The Williams Kilburn tube is a device created by Freddie Williams and Tom Kilburn in 1947. It is known as the first electronic random access memory (RAM) device. It could hold both programming and data electronically. Not only was everything electronic, but as can be inferred from the title of random access memory, the device did not need to read all the way through to find one bit of information, like it would have with previous machines.
The tube was essentially a cathode ray tube. It was made of metal and looks like a cylinder with a cone attached to one end. How it works is an electron ray goes in through the cylindrical end and “writes” through the conical end in a gridlike pattern onto a metal plate, which will hold the charge in the form of light, that is shown on a screen. If the point on the grid has a charge it is read as a 1, if not it is read as a zero. The tube is impossible to read without secondary machinery. Enter the Manchester “Baby”: the baby is a machine that was built specifically to test the Williams Kilburn tube.
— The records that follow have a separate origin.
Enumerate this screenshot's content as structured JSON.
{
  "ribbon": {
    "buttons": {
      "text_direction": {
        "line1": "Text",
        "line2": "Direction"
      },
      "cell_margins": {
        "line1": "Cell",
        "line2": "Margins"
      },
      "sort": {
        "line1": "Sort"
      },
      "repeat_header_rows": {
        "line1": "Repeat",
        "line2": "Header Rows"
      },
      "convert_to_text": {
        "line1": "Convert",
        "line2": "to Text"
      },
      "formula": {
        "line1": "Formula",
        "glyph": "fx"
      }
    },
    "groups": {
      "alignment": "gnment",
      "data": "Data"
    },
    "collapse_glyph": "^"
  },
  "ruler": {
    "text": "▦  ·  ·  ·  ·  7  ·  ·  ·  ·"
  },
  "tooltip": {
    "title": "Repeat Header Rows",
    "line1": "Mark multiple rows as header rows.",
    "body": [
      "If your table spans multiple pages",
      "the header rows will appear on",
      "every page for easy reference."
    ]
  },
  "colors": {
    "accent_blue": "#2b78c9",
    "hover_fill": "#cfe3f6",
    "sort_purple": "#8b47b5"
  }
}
This testing was the first time a computer program had ever been run by a machine. The original tubes were only able to hold 256 bits, which is the equivalent of about 32 bytes of data.
This technology and event was not just a breakthrough for digital storage, being the first RAM device, but it also changed the way computers worked and showed what was possible for the future of machines being able to run autonomously.
PC Mag. n.d. “Williams tube.” PC Mag. Accessed December 20, 2021. https://www.pcmag.com/encyclopedia/term/williams-tube.
Norman, Jeremy. n.d. “The Williams Tube and the "Manchester Baby," the First Operational Stored-Program Computer Runs its First Program.” History of Information. Accessed December 20, 2021. https://www.historyofinformation.com/detail.php?id=672.
Richards, Mark. n.d. “Williams-Kilburn tube from an IBM 701 computer.” Computer History Museum. Accessed December 20, 2021. https://www.computerhistory.org/revolution/memory-storage/8/308/962?position=2.
University of Manchester. n.d. “Tom Kilburn and Freddie Williams.” Computer History Museum. Accessed December 20, 2021. https://www.computerhistory.org/revolution/memory-storage/8/308/961.